Learn more about the Unangan origins, history, culture, customs, and present day practices below.
The word Aleutian and the name “Aleut” was given to the indigenous people of the Aleutian archipelago by the first Russian explorers to visit the Aleutian Islands. However, present-day Natives of Unalaska and most of the Aleutian Islands prefer to call themselves Unangan. As the indigenous Alaskan Native regional self-denomination of the Aleutian region, this group of hunters, whalers, and fishers are the original inhabitants of the Aleutian Island Chain, predating the Russian settlement of the region by thousands of years. The words Unangax̂, Unangan, or Unangas can be translated to "Sea sider."
The word Qawalangin can be translated to “Fox Islanders.” Our Tribe today consists of Unangan people and descendants of the original inhabitants of the villages: Biorka, Makushin, and Kashega on Unalaska, Sedanka, and Amaknak Islands in the Aleutian Chain of Alaska.
A Woman of Oonalashka
Customs & Traditions
While the name Unangax̂ translates to “Seasider”, it is no wonder that the Unangan people in the past relied on resources from the sea to provide livelihood for their people then as much as they still do today for not only the Unangan people, but also for many other residents of Unalaska.
The harsh climate and unforgiving topography of the islands created an
Unangan culture both rich in art and oral tradition that lives today, and
continues to grow and flourish in the present generation of Unangan people.
Language, Unangan dance, and medical plants are being brought back and used as
they always were over thousands of years. The Unangan People are most widely
known for ultra-fine basketry, sleek and efficient wood-frame iqyax^ (one hatched skin
boats made of wood frames and marine mammal skin), and mastery in handling these
skin boats at sea. The Unangan People are also well known for their excellence
as marine mammal hunters, superior skin sewing and embroidery techniques, and beautiful, streamlined bentwood hats and visors. (The sax pictured above is from Atka Island and made from puffin. It was donated to the Museum of Cultures in 1846 )

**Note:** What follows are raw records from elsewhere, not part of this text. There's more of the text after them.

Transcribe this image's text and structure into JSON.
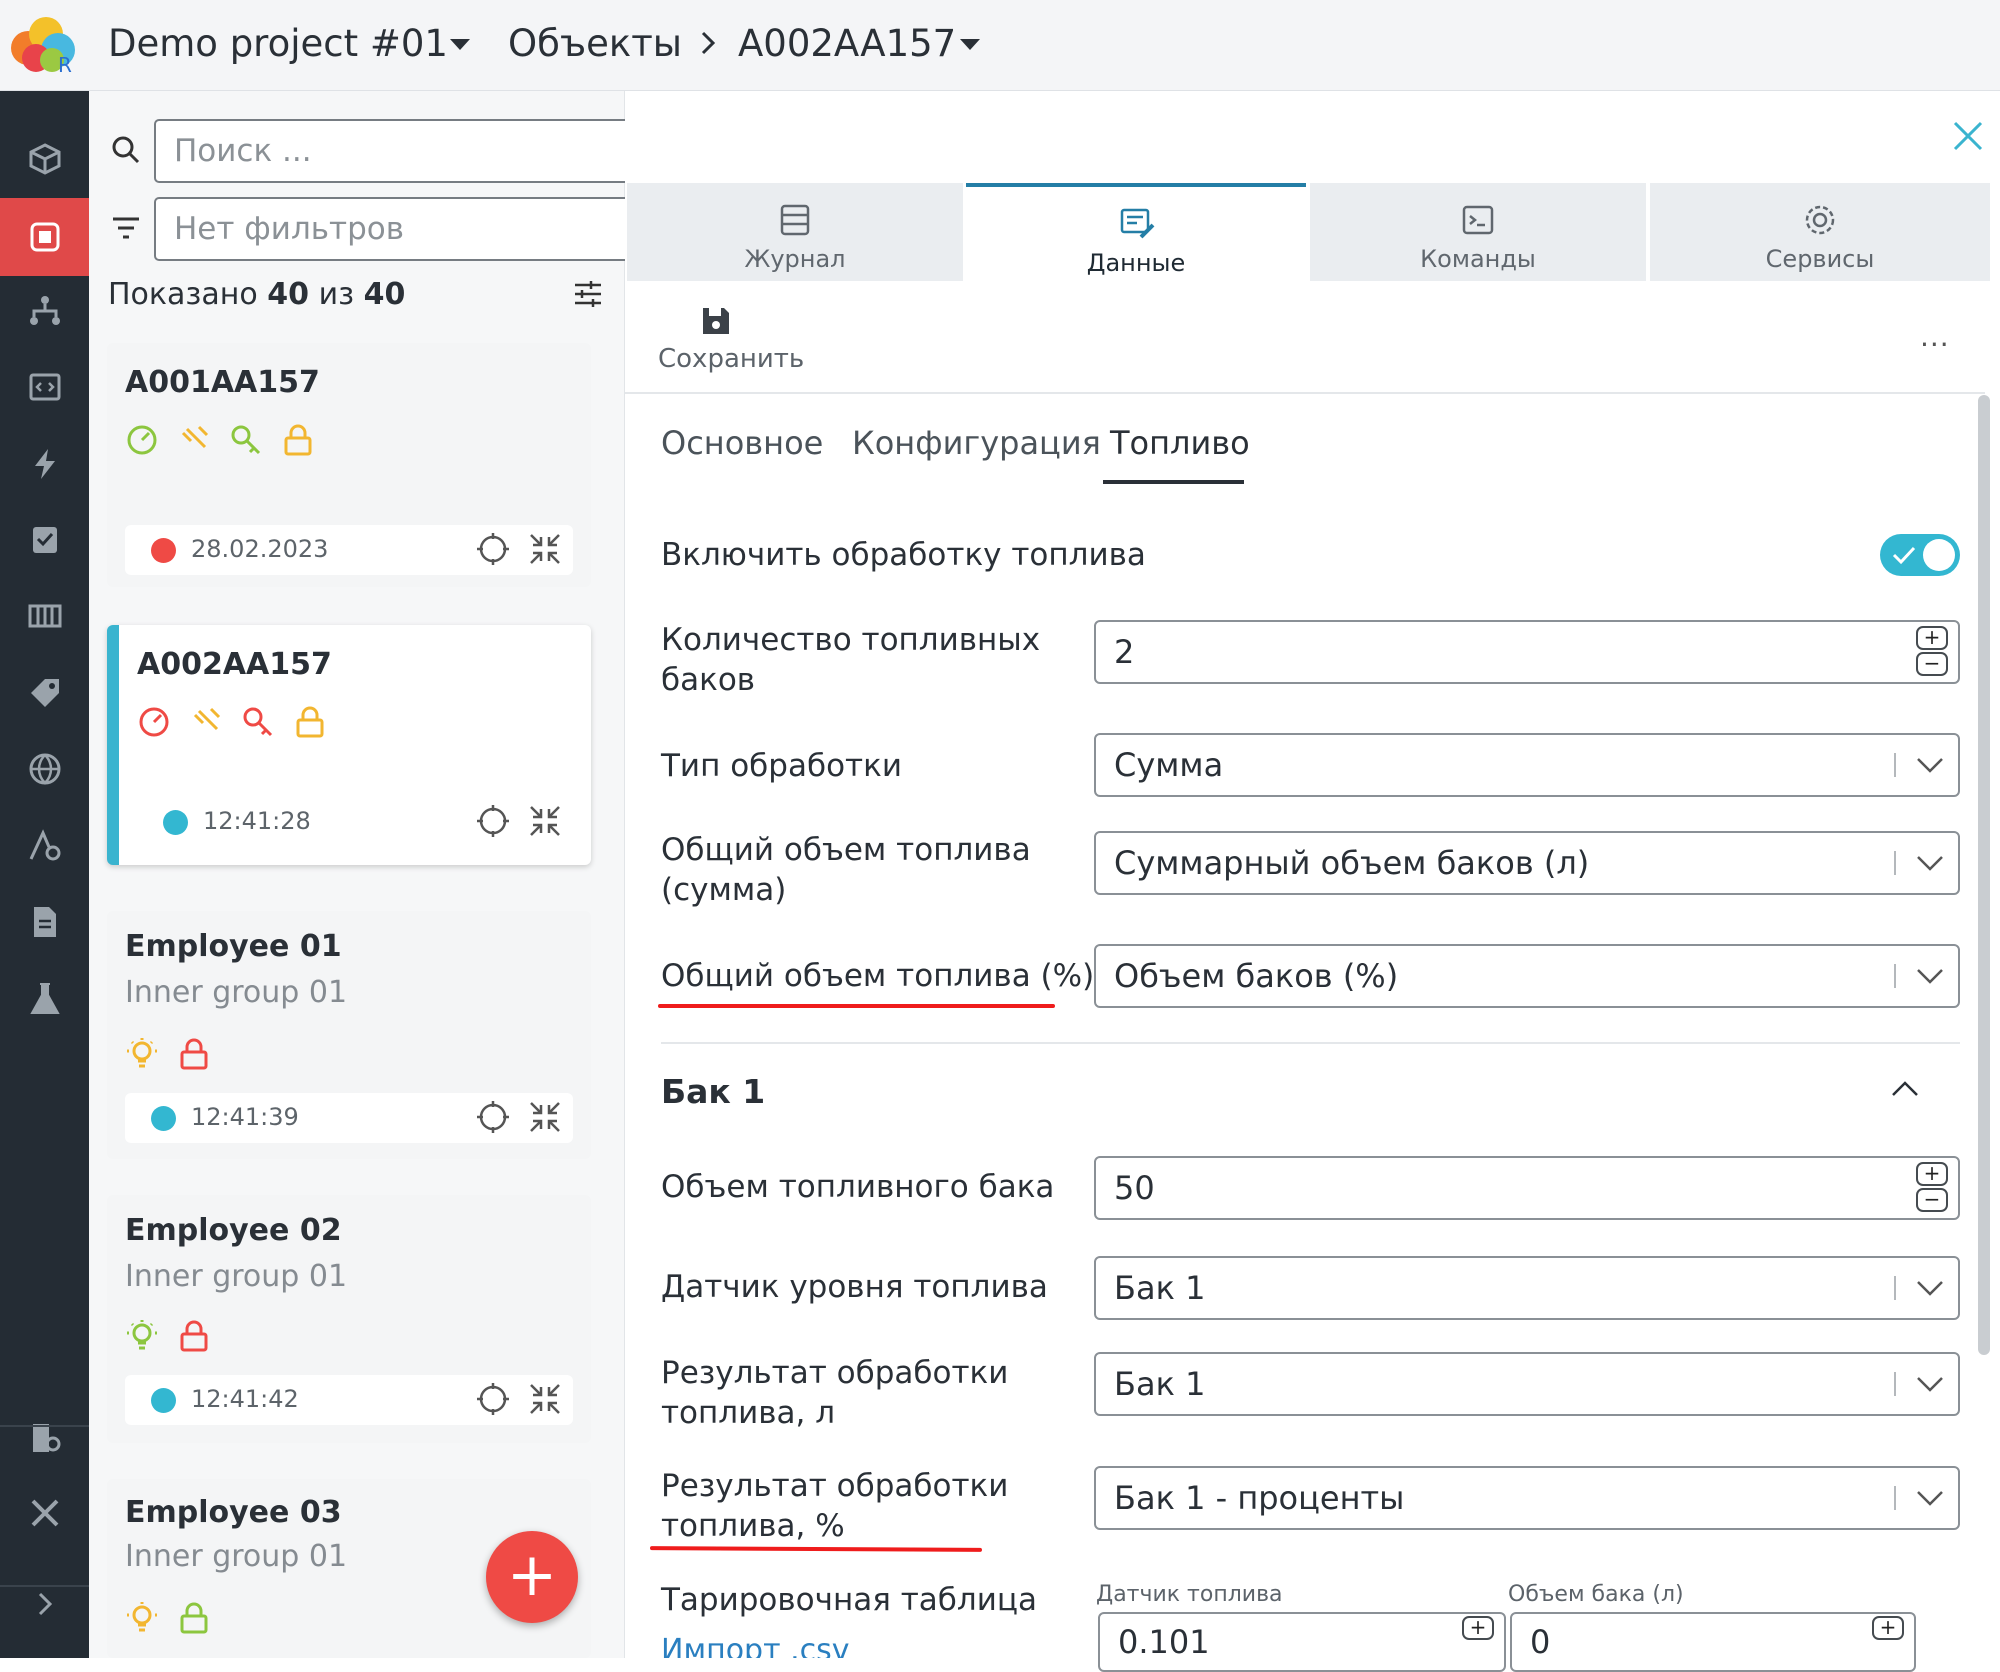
{
  "header": {
    "project": "Demo project #01",
    "section": "Объекты",
    "object": "A002AA157"
  },
  "rail": {
    "icons": [
      "cube-icon",
      "objects-icon",
      "hierarchy-icon",
      "code-window-icon",
      "lightning-icon",
      "clipboard-check-icon",
      "columns-icon",
      "tag-icon",
      "globe-icon",
      "geo-settings-icon",
      "document-icon",
      "flask-icon",
      "admin-icon",
      "tools-icon",
      "expand-chevron-icon"
    ]
  },
  "list": {
    "search_placeholder": "Поиск ...",
    "filter_text": "Нет фильтров",
    "shown_prefix": "Показано",
    "shown_count": "40",
    "shown_of": "из",
    "shown_total": "40",
    "cards": [
      {
        "title": "A001AA157",
        "status_color": "#ef4a45",
        "time": "28.02.2023"
      },
      {
        "title": "A002AA157",
        "status_color": "#33b7d1",
        "time": "12:41:28"
      },
      {
        "title": "Employee 01",
        "group": "Inner group 01",
        "status_color": "#33b7d1",
        "time": "12:41:39"
      },
      {
        "title": "Employee 02",
        "group": "Inner group 01",
        "status_color": "#33b7d1",
        "time": "12:41:42"
      },
      {
        "title": "Employee 03",
        "group": "Inner group 01"
      }
    ],
    "fab_label": "+"
  },
  "tabs": [
    {
      "label": "Журнал"
    },
    {
      "label": "Данные"
    },
    {
      "label": "Команды"
    },
    {
      "label": "Сервисы"
    }
  ],
  "toolbar": {
    "save_label": "Сохранить",
    "more": "..."
  },
  "subtabs": [
    "Основное",
    "Конфигурация",
    "Топливо"
  ],
  "form": {
    "enable_label": "Включить обработку топлива",
    "enable_on": true,
    "tanks_label_1": "Количество топливных",
    "tanks_label_2": "баков",
    "tanks_value": "2",
    "proc_type_label": "Тип обработки",
    "proc_type_value": "Сумма",
    "total_sum_label_1": "Общий объем топлива",
    "total_sum_label_2": "(сумма)",
    "total_sum_value": "Суммарный объем баков (л)",
    "total_pct_label": "Общий объем топлива (%)",
    "total_pct_value": "Объем баков (%)",
    "tank_section": "Бак 1",
    "tank_volume_label": "Объем топливного бака",
    "tank_volume_value": "50",
    "level_sensor_label": "Датчик уровня топлива",
    "level_sensor_value": "Бак 1",
    "result_l_label_1": "Результат обработки",
    "result_l_label_2": "топлива, л",
    "result_l_value": "Бак 1",
    "result_pct_label_1": "Результат обработки",
    "result_pct_label_2": "топлива, %",
    "result_pct_value": "Бак 1 - проценты",
    "calib_label": "Тарировочная таблица",
    "calib_col1": "Датчик топлива",
    "calib_col2": "Объем бака (л)",
    "calib_val1": "0.101",
    "calib_val2": "0",
    "import_link": "Импорт .csv"
  },
  "colors": {
    "accent": "#247ea6",
    "toggle": "#33b7d1",
    "danger": "#ef4a45",
    "highlight": "#ef1c1c"
  }
}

Keeping Our Culture Alive Through Dance
Keeping Our Culture Alive Through Camp Qungaayux^
By preserving our culture and history, we gather together at our annual culture camp, Camp Qungaayux^. Since its inception in August of 1997, Camp Qungaayux^ has provided to young Unalaskans, both Unangan and non- Unangan, to learn more about the culture of this land.
Amongst some of the forerunners of our culture camp were Emil Berikoff and Harriet Berikoff who have brought to life this program. Others who helped develop, and continue teachings of the Unangan culture were: Moses Dirks, Sharon Svarny-Livingston, Vince Tutiakoff, Laresa Syverson, Jerah Chadwick, and Okelena Patricia Lekanoff-Gregory. We would also like to recognize our elders without whom there would be no Camp Qungaayux^: Mary Bourdokofsky, Gertrude Svarny, Walter Dyakanoff, and Moses Gordaief to name a few.
Of all the different skills/classes that have been taught or
demonstrated at Camp Qungaayux^, the core classes taught every year are: Unangam Axaa (Aleut Dance), Bentwood Hat making, Unangam Tunuu (Aleut Language), Weaving, Skin & Gut Sewing, Traditional Foods, Salmon preparation, and the harvesting of
an Isux^ (hair seal) or Qawax^ (sea lion).
As the times change and Camp Qungaayux continues to grow, the
purpose of the camp remains the same: to preserve the Unangan Culture and
Traditional Way of Life.